Biographical Information:

Dates: 1959-Dates in Ridgefield: c.1970s
fiction, nonfiction, autobiographyeducator, cellist, actor

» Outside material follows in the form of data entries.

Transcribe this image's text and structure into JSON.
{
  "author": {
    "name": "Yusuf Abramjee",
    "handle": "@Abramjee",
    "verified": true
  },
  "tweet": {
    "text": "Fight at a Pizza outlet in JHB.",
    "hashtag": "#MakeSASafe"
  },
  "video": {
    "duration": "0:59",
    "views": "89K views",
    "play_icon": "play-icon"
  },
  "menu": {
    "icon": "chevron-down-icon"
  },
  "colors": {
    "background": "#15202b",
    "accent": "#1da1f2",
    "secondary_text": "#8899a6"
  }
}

Most people turn to Mark Salzman's books to learn about China, but for anyone who lived in Ridgefield during the last third of the 20th Century -- especially for anyone who was a kid then--Lost in Place: Growing Up Absurd in Suburbia is must-reading. Salzman's surburbia was Ridgefield, and his youthful years here are detailed in the 1995 novel-style autobiography that offers many details of life in town in the 1970s. But Mr. Salzman is better known for his modern classic, Iron & Silk, a finalist for the Pulitzer Prize for non-fiction; the book describes his two years in China where, after graduating from Yale summa cum laude with a degree in Chinese Language and Literature, he taught English to medical students and continued his study of martial arts. "When I was 13, living in Ridgefield, I saw a Kung Fu movie on TV and from then on, I had a burning interest in the Chinese," he told The Ridgefield Press in 1989. "As an adolescent, I was very shy, under five feet tall, and I wanted to impress the girls. I decided I could learn Chinese martial arts." The book was made into a movie that starred Salzman himself. His 1991 novel, The Laughing Sutra, is also based on this experience. An accomplished cellist –his proficiency on the cello helped to gain him entry at Yale at age 16–he once played with Yo-Yo Ma and Emanuel Ax at Lincoln Center on network television. Mr. Salzman has also written The Soloist--also nominated for a Pulitzer--a novel about a former child prodigy cellist. The son of a social worker and of former Ridgefield Orchestra harpsichordist Martha Salzman, in 2000, he was awarded a Guggenheim to work on his next book. He now lives and writes in California.
Titles (partial):Iron & Silk, 1987The Laughing Sutra, 1992The Soloist, 1995Lost in Place: Growing Up Absurd in Suburbia, 1996Lying Awake, 2000
--Sources: Notable Ridgefielders–Jack Sanders;;;